▶ [PROBLEM REQUIREMENTS]: What lines in the following entries hold the word "image"? Copy each one.

- Opening Delimiter -

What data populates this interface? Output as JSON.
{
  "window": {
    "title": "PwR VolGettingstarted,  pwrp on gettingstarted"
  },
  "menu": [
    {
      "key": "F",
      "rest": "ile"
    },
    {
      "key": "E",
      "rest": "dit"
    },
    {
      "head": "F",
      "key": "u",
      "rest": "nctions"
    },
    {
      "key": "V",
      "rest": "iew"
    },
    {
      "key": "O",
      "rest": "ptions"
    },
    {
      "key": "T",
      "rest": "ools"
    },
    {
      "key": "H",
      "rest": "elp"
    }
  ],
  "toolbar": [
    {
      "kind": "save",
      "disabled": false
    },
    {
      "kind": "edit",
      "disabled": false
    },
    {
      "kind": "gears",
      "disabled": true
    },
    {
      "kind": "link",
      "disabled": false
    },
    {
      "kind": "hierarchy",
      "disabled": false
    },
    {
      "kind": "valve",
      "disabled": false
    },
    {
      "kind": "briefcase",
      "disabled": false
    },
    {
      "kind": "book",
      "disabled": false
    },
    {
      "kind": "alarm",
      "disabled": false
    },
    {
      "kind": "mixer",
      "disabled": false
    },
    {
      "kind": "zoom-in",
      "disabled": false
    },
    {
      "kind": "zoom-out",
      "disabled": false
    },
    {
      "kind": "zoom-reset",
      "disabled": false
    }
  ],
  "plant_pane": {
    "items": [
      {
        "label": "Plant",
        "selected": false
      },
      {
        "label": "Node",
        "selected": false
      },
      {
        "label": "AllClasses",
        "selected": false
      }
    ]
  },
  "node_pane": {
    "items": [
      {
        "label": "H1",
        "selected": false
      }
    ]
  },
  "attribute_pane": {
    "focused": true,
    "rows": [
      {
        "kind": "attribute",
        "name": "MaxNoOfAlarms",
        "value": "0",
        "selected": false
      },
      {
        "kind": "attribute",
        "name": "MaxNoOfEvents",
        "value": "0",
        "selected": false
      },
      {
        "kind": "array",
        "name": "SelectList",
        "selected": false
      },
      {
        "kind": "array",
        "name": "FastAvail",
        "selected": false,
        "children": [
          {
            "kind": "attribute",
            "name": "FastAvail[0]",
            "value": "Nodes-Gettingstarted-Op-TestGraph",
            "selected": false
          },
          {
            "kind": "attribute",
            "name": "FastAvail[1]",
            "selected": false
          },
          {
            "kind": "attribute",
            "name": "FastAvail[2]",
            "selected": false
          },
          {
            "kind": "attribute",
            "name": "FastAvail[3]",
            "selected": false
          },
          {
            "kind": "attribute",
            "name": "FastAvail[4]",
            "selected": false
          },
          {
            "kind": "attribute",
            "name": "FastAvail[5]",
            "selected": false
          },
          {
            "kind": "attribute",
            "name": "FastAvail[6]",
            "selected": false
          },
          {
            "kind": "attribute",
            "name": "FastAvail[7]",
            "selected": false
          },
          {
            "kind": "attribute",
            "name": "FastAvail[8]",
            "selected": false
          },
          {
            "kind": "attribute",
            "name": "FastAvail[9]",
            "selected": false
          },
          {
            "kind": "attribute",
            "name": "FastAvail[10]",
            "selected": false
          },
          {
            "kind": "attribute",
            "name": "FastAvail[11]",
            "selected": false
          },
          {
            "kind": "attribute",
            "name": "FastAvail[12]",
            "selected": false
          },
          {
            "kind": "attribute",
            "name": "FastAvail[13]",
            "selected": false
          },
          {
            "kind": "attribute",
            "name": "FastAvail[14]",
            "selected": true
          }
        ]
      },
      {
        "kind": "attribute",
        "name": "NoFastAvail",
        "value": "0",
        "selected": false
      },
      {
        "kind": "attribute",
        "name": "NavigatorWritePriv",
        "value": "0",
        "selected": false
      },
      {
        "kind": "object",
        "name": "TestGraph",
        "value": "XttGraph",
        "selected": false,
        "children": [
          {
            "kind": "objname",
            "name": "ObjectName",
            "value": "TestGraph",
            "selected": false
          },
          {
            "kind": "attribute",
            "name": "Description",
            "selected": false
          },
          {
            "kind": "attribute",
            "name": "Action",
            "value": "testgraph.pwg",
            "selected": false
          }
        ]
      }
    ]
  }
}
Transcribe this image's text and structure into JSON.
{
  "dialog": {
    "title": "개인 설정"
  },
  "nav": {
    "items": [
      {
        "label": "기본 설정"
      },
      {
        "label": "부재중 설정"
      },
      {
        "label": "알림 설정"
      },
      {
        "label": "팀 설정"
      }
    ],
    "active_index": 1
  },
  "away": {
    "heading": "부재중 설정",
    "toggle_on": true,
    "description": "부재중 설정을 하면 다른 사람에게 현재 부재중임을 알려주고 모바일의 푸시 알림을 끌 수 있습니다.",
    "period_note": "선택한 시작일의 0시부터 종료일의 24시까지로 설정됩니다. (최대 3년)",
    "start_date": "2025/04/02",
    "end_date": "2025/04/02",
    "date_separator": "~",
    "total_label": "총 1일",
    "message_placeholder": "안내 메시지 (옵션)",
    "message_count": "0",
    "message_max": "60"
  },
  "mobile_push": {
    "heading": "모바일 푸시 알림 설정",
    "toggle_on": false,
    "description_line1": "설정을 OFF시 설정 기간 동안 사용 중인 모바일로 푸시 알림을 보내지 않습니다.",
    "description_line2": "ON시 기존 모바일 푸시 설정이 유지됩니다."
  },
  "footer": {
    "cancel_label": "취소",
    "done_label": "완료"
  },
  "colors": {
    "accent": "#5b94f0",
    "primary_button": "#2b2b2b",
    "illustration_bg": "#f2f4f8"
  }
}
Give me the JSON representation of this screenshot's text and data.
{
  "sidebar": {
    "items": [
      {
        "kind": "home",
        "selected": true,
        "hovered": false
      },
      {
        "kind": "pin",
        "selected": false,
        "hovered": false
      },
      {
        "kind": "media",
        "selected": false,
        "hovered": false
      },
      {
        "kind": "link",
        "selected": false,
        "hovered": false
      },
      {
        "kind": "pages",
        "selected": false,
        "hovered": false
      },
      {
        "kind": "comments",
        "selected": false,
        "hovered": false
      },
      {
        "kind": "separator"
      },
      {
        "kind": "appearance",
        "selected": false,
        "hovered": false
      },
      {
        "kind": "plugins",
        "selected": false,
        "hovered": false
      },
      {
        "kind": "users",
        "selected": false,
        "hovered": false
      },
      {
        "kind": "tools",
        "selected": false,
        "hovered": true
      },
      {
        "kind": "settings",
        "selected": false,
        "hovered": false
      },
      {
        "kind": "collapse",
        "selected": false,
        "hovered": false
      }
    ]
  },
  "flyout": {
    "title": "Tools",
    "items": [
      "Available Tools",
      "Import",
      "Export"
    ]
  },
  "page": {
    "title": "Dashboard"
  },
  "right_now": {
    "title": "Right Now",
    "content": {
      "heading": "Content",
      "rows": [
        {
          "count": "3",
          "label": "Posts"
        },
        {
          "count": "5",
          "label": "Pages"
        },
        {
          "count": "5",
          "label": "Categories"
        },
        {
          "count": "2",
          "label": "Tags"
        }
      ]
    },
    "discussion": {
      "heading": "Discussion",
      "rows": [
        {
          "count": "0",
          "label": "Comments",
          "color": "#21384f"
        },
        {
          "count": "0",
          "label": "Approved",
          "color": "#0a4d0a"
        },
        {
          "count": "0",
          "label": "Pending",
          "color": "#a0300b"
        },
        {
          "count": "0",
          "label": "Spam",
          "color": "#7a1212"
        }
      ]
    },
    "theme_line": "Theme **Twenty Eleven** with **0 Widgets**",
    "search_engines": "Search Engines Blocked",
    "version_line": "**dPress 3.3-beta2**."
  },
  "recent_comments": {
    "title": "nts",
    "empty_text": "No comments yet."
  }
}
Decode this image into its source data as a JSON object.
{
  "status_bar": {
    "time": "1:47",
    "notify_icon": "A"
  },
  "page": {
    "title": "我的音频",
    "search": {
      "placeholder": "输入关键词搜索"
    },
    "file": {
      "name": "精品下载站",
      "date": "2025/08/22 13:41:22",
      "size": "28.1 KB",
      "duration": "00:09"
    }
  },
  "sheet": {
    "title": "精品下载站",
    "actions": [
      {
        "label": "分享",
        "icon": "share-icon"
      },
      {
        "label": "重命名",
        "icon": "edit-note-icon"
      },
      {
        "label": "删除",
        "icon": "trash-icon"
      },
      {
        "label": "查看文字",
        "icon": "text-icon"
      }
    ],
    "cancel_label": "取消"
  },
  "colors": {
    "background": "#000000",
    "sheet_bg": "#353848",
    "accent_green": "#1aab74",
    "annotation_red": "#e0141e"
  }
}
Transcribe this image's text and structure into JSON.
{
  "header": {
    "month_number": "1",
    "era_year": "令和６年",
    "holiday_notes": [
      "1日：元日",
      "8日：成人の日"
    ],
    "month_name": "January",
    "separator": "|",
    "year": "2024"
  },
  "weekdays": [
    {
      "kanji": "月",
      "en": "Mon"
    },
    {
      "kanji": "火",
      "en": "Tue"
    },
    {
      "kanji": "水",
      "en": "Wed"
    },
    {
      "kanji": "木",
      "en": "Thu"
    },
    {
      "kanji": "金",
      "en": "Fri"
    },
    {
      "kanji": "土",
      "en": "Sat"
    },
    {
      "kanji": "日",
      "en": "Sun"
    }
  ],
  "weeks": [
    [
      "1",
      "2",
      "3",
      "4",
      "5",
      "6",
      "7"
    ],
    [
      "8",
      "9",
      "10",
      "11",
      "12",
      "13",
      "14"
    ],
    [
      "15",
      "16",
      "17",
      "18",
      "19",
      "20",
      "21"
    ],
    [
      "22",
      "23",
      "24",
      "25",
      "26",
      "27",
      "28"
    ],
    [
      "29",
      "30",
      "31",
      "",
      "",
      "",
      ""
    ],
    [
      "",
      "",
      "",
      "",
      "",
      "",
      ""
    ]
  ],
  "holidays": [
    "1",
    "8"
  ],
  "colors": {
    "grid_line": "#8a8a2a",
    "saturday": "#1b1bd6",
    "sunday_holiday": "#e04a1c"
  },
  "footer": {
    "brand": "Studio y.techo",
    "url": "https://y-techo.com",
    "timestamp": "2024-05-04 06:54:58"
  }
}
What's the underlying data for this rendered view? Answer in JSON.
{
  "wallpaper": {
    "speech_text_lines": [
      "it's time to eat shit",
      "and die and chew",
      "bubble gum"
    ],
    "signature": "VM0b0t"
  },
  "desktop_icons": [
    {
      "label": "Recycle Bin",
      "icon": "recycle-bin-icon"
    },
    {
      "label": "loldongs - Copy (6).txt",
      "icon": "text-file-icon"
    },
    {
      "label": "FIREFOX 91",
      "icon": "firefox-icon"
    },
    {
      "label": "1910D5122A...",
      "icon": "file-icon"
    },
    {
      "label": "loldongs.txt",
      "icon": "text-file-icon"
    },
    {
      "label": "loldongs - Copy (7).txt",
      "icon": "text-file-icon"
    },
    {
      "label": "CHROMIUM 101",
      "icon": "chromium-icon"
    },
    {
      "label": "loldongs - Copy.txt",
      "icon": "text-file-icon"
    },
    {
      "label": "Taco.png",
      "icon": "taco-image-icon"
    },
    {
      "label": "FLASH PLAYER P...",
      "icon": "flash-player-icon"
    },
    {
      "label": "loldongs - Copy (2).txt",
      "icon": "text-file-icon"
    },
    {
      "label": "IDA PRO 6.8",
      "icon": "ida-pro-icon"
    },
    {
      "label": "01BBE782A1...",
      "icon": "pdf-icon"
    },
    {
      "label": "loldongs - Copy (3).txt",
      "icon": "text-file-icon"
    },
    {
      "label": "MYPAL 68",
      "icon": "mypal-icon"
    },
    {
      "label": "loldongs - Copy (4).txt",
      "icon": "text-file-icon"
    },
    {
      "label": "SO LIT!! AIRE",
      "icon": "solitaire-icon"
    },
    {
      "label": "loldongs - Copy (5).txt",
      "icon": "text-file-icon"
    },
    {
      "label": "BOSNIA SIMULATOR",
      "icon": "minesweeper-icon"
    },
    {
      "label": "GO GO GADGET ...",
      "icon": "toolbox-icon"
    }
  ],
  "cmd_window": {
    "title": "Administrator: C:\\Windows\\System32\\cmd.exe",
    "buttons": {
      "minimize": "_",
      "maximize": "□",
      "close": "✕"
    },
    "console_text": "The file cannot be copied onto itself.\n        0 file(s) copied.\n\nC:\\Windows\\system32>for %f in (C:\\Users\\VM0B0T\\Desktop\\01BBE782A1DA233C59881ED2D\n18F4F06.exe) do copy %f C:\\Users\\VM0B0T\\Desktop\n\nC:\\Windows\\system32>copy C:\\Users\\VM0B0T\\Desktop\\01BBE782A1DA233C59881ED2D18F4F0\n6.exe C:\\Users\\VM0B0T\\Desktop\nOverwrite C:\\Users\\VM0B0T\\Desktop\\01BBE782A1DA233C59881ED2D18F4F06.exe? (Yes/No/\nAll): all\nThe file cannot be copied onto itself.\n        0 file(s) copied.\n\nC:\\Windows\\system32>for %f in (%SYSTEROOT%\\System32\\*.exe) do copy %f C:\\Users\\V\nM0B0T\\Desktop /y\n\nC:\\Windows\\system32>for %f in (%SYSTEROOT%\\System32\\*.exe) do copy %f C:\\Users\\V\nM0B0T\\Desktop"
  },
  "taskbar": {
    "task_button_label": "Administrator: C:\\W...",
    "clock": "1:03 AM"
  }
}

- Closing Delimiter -

▶ [ANSWER BOX]:
Transcribe this image's text and structure into JSON.
Decode this image into its source data as a JSON object.
Transcribe this image's text and structure into JSON.
      "icon": "taco-image-icon"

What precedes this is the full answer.